**The problem:** Reproduce all of the data word for word.

**Data extract:**
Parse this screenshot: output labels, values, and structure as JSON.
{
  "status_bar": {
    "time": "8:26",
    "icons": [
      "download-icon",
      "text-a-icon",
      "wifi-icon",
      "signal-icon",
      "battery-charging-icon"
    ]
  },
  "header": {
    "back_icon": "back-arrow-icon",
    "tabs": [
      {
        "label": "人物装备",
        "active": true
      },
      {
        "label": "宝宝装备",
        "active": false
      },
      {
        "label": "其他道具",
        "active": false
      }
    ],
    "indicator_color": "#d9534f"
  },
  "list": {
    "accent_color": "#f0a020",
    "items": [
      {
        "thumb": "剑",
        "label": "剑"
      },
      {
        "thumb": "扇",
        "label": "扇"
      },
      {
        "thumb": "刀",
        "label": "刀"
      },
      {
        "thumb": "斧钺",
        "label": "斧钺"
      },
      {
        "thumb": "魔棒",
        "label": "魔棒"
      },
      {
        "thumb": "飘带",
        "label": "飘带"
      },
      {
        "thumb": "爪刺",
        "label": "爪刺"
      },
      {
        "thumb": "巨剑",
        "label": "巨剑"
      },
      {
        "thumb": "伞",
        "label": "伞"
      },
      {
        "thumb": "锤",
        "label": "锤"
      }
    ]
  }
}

**Answer for the task:**
Parse this screenshot: output labels, values, and structure as JSON.
{
  "status_bar": {
    "time": "8:26",
    "icons": [
      "download-icon",
      "text-a-icon",
      "wifi-icon",
      "signal-icon",
      "battery-charging-icon"
    ]
  },
  "header": {
    "back_icon": "back-arrow-icon",
    "tabs": [
      {
        "label": "人物装备",
        "active": true
      },
      {
        "label": "宝宝装备",
        "active": false
      },
      {
        "label": "其他道具",
        "active": false
      }
    ],
    "indicator_color": "#d9534f"
  },
  "list": {
    "accent_color": "#f0a020",
    "items": [
      {
        "thumb": "剑",
        "label": "剑"
      },
      {
        "thumb": "扇",
        "label": "扇"
      },
      {
        "thumb": "刀",
        "label": "刀"
      },
      {
        "thumb": "斧钺",
        "label": "斧钺"
      },
      {
        "thumb": "魔棒",
        "label": "魔棒"
      },
      {
        "thumb": "飘带",
        "label": "飘带"
      },
      {
        "thumb": "爪刺",
        "label": "爪刺"
      },
      {
        "thumb": "巨剑",
        "label": "巨剑"
      },
      {
        "thumb": "伞",
        "label": "伞"
      },
      {
        "thumb": "锤",
        "label": "锤"
      }
    ]
  }
}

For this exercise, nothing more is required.